During 2014, even if Janet Yellen sticks to the “tapering” schedule, the Fed will print another $900bn in a single year. That’s if the Treasuries behave, equities don’t crash and the Fed’s political masters have the guts to see it through. If not, tapering will be even slower or may not happen at all.
Even under tapering, though, the Fed’s balance sheet will hit almost $5,000bn by the end of this year, compare to just $800bn when QE began. The Fed will have conjured up ex nihilo over 5 times more money in 6 years than it has in the previous century. Western central bankers, in general, have created the biggest monetary overhang, and blown the fattest bond bubble, of modern times.
No-one knows if this can be deflated slowly – including no-one at the Fed. Just the hint of tapering last May sent the 10-year Treasury yield spiraling above 3pc by the end of 2013, up from 1.76pc at the start of the year. The Fed, after all, just like the Bank of England, is the largest buyer of its own government bonds.
We could see another “taper tantrum” over the coming months, with Treasuries spiking again, sending higher borrowing costs rippling across the Western world. Tapering would then be postponed, with QE possibly getting faster before it starts significantly to slow.
What has all this got to do with emerging markets – not least those such as Poland, Turkey and Russia? Possibly quite a lot – in terms of short-term equity prices. Over the eight months since “tapering” was first mooted, global investors have become spooked about systemic dangers. Sentiment has switched to “risk off”, hitting emerging market shares disproportionately, despite their far superior fundamentals.
Since May, as tapering has come into view, the MSCI EM index of all emerging market equity indices has fallen 8pc, while the S&P500 has surged 15pc. The World Bank is now worrying aloud that if the QE unwind results in a “disorderly adjustment scenario”, with bond and equity markets overshooting, capital flows from the West to the emerging markets could “contract by as much as 80 per cent for a period of several months”, inflicting “significant economic damage and throwing some countries into crises”.
No matter that the Bank’s “baseline” scenario sees only a “modest retrenchment” in emerging market capital inflows and this is “the most likely outcome”. The FT still showcased “storm clouds” over the relatively fast-growing emerging economies.
If tapering goes badly, emerging market equities will obviously suffer. But so will all equities – and, given the gross excesses of QE, pumping up Western share indices to repeated all-time highs despite unconvincing growth and weak earnings, equities in “advanced” nations have much further to fall.
The big picture is that, over any medium-term investment horizon, the rising Eastern economies will grow faster than their Western counterparts, their companies displaying fatter margins.

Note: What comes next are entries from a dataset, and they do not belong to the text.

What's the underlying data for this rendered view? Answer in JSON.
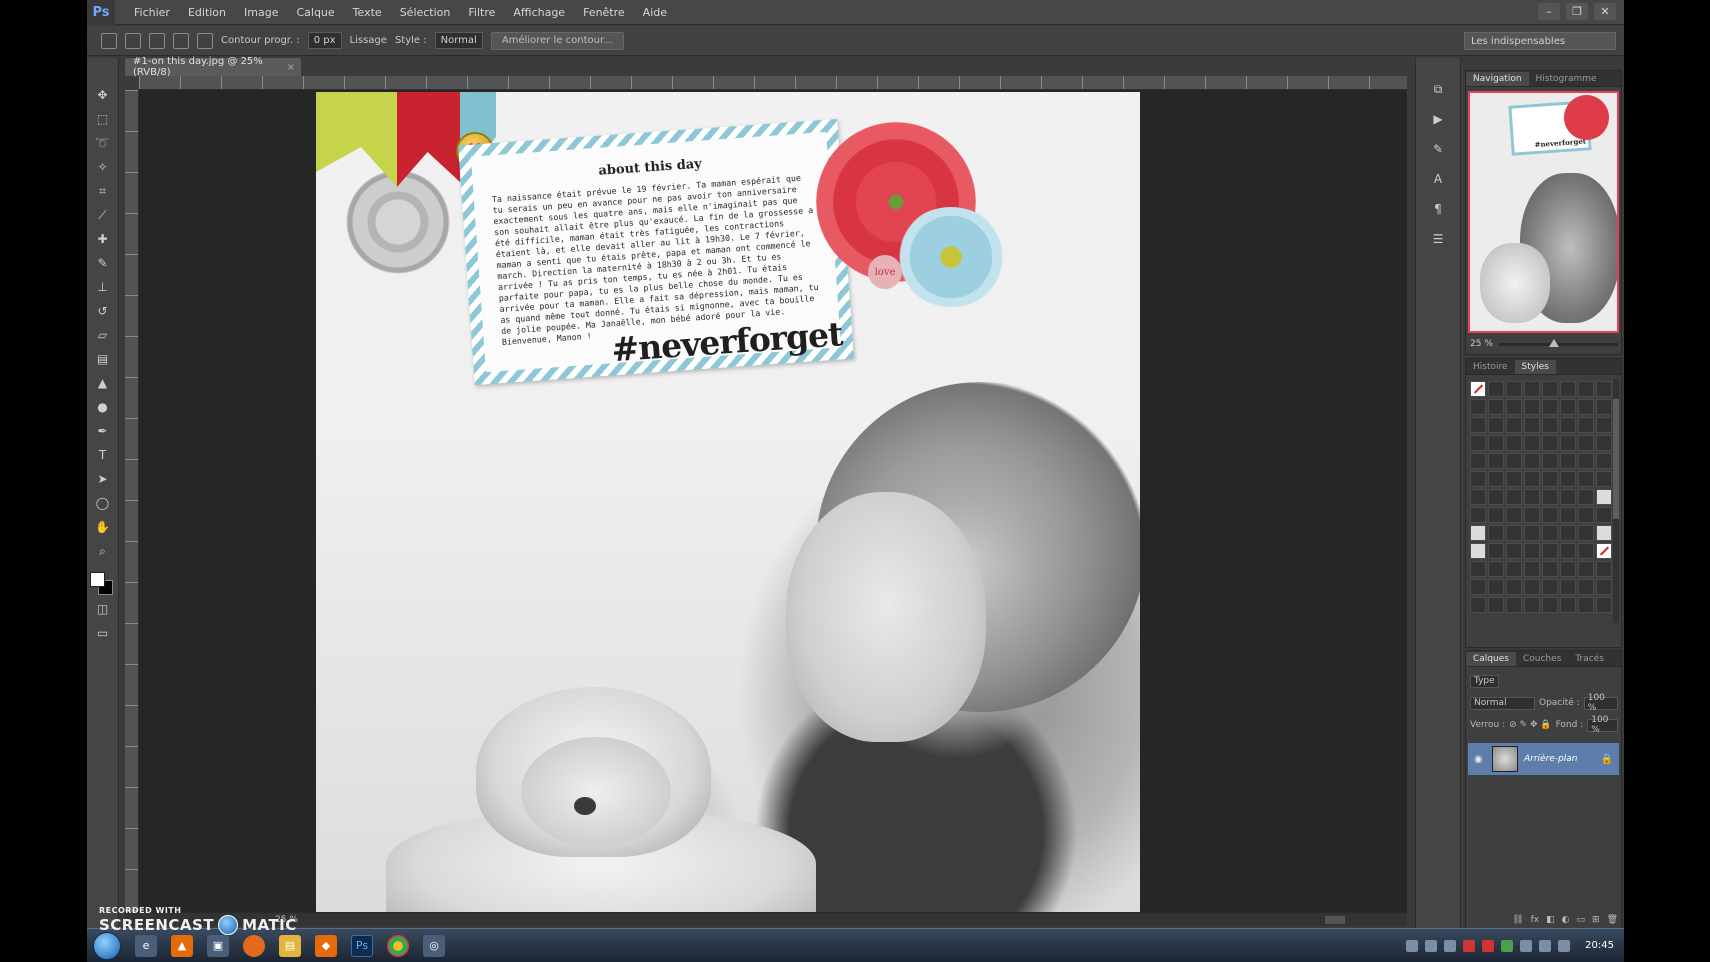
{
  "app": {
    "logo": "Ps",
    "menu": [
      "Fichier",
      "Edition",
      "Image",
      "Calque",
      "Texte",
      "Sélection",
      "Filtre",
      "Affichage",
      "Fenêtre",
      "Aide"
    ],
    "window_controls": [
      "–",
      "❐",
      "✕"
    ]
  },
  "options": {
    "contour_label": "Contour progr. :",
    "contour_value": "0 px",
    "lissage_label": "Lissage",
    "style_label": "Style :",
    "style_value": "Normal",
    "refine_button": "Améliorer le contour...",
    "workspace": "Les indispensables"
  },
  "document": {
    "tab_title": "#1-on this day.jpg @ 25% (RVB/8)",
    "close": "×",
    "zoom_status": "25 %"
  },
  "artwork": {
    "card_title": "about this day",
    "card_text": "Ta naissance était prévue le 19 février. Ta maman espérait que tu serais un peu en avance pour ne pas avoir ton anniversaire exactement sous les quatre ans, mais elle n'imaginait pas que son souhait allait être plus qu'exaucé. La fin de la grossesse a été difficile, maman était très fatiguée, les contractions étaient là, et elle devait aller au lit à 19h30. Le 7 février, maman a senti que tu étais prête, papa et maman ont commencé le march. Direction la maternité à 18h30 à 2 ou 3h. Et tu es arrivée ! Tu as pris ton temps, tu es née à 2h01. Tu étais parfaite pour papa, tu es la plus belle chose du monde. Tu es arrivée pour ta maman. Elle a fait sa dépression, mais maman, tu as quand même tout donné. Tu étais si mignonne, avec ta bouille de jolie poupée. Ma Janaëlle, mon bébé adoré pour la vie. Bienvenue, Manon !",
    "hashtag": "#neverforget",
    "love_label": "love",
    "heart": "♥"
  },
  "panels": {
    "navigator_tabs": [
      "Navigation",
      "Histogramme"
    ],
    "navigator_hashtag": "#neverforget",
    "navigator_zoom": "25 %",
    "styles_tabs": [
      "Histoire",
      "Styles"
    ],
    "layers_tabs": [
      "Calques",
      "Couches",
      "Tracés"
    ],
    "layers_kind": "Type",
    "blend_mode": "Normal",
    "opacity_label": "Opacité :",
    "opacity_value": "100 %",
    "lock_label": "Verrou :",
    "fill_label": "Fond :",
    "fill_value": "100 %",
    "layer_name": "Arrière-plan"
  },
  "taskbar": {
    "clock": "20:45",
    "watermark_line1": "RECORDED WITH",
    "watermark_brand": "SCREENCAST",
    "watermark_brand2": "MATIC"
  },
  "colors": {
    "accent_blue": "#5d7eab",
    "nav_border": "#e64060",
    "card_stripe": "#8ec8d6"
  }
}
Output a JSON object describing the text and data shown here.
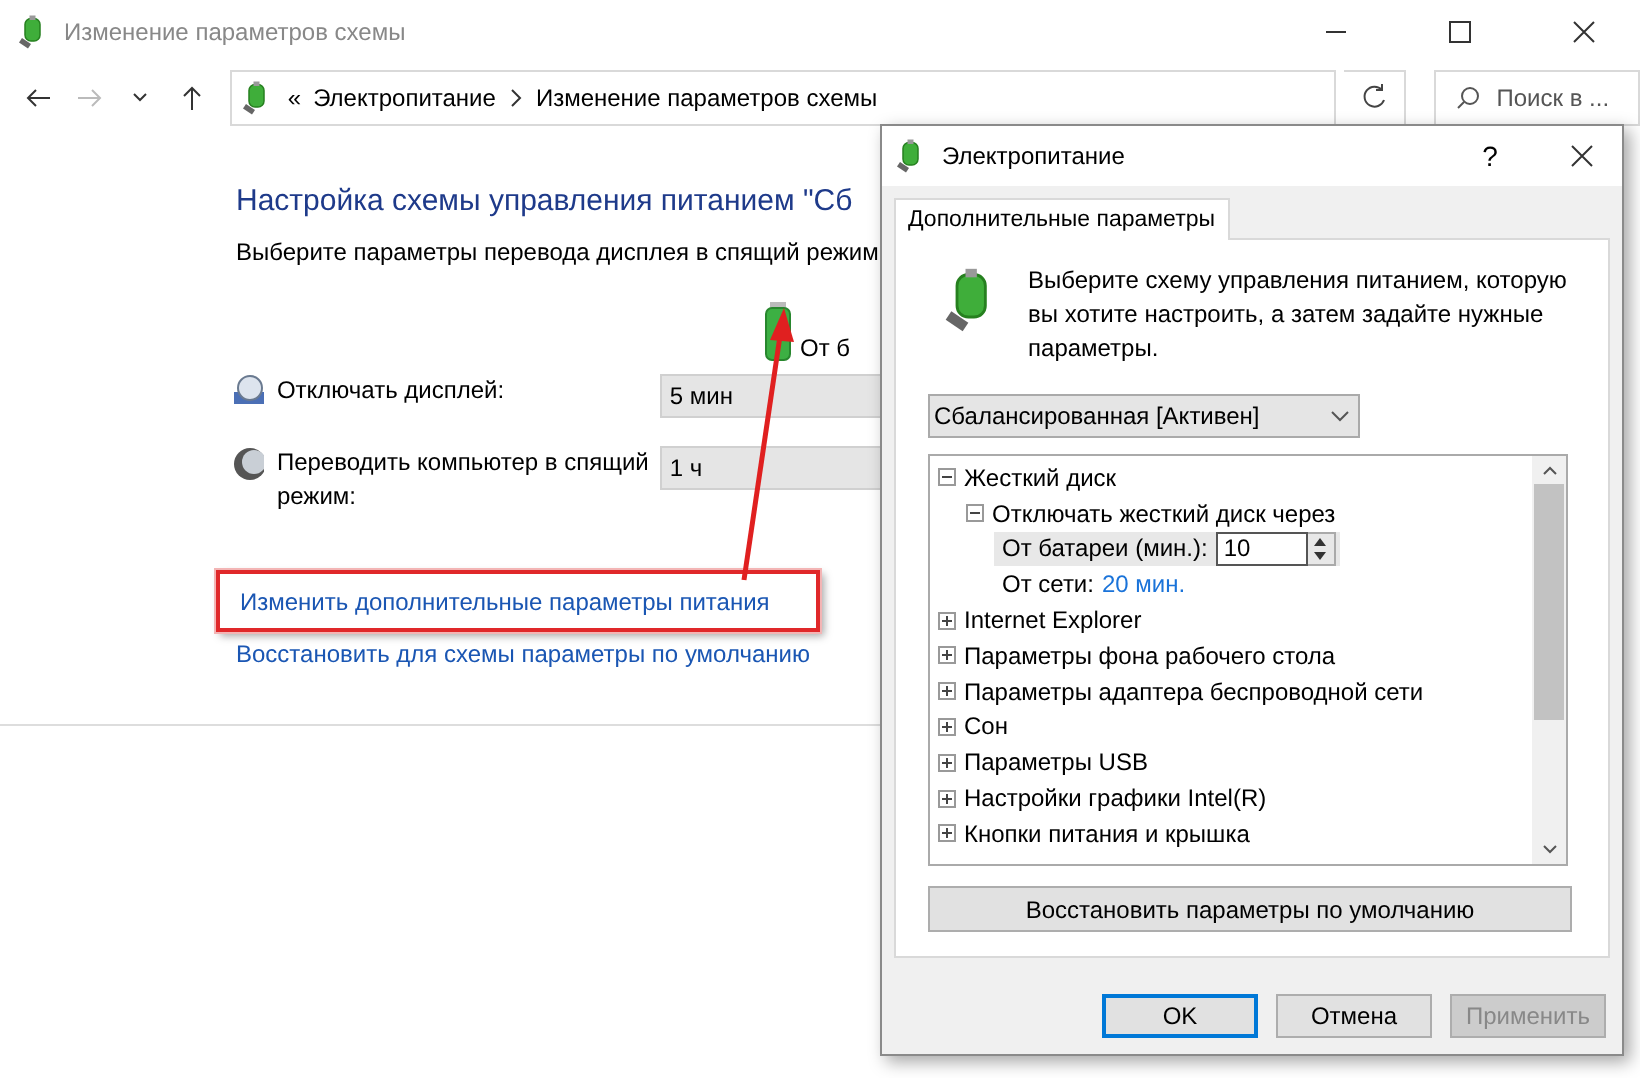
{
  "window": {
    "title": "Изменение параметров схемы"
  },
  "address_bar": {
    "overflow": "«",
    "path": [
      "Электропитание",
      "Изменение параметров схемы"
    ]
  },
  "search": {
    "placeholder": "Поиск в ..."
  },
  "main": {
    "heading": "Настройка схемы управления питанием \"Сб",
    "subtitle": "Выберите параметры перевода дисплея в спящий режим",
    "column_label": "От б",
    "settings": [
      {
        "kind": "display",
        "label": "Отключать дисплей:",
        "value": "5 мин"
      },
      {
        "kind": "sleep",
        "label": "Переводить компьютер в спящий режим:",
        "value": "1 ч"
      }
    ],
    "links": [
      {
        "label": "Изменить дополнительные параметры питания",
        "highlighted": true
      },
      {
        "label": "Восстановить для схемы параметры по умолчанию",
        "highlighted": false
      }
    ]
  },
  "dialog": {
    "title": "Электропитание",
    "help": "?",
    "tabs": [
      {
        "label": "Дополнительные параметры",
        "selected": true
      }
    ],
    "intro": "Выберите схему управления питанием, которую вы хотите настроить, а затем задайте нужные параметры.",
    "scheme": "Сбалансированная [Активен]",
    "tree": [
      {
        "label": "Жесткий диск",
        "expanded": true,
        "children": [
          {
            "label": "Отключать жесткий диск через",
            "expanded": true,
            "children": [
              {
                "kind": "spin",
                "label": "От батареи (мин.):",
                "value": "10",
                "selected": true
              },
              {
                "kind": "value",
                "label": "От сети:",
                "value": "20 мин.",
                "selected": false
              }
            ]
          }
        ]
      },
      {
        "label": "Internet Explorer",
        "expanded": false
      },
      {
        "label": "Параметры фона рабочего стола",
        "expanded": false
      },
      {
        "label": "Параметры адаптера беспроводной сети",
        "expanded": false
      },
      {
        "label": "Сон",
        "expanded": false
      },
      {
        "label": "Параметры USB",
        "expanded": false
      },
      {
        "label": "Настройки графики Intel(R)",
        "expanded": false
      },
      {
        "label": "Кнопки питания и крышка",
        "expanded": false
      }
    ],
    "restore_button": "Восстановить параметры по умолчанию",
    "buttons": [
      {
        "label": "OK",
        "disabled": false,
        "default": true
      },
      {
        "label": "Отмена",
        "disabled": false,
        "default": false
      },
      {
        "label": "Применить",
        "disabled": true,
        "default": false
      }
    ]
  }
}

QE has done nothing to change that reality – even if the unwind is nasty.
The fundamental danger isn’t, anyway, that Western money quits the East. Capital markets across Asia, Latin America and Eastern Europe have become far deeper, and more resilient, in recent years. Western bank fragility and fiscal weakness – a plight highlighted by QE – means that the far bigger risk is that capital from the emerging markets pulls out of the West. Far from sneering at Eastern skies, the FT should look overhead.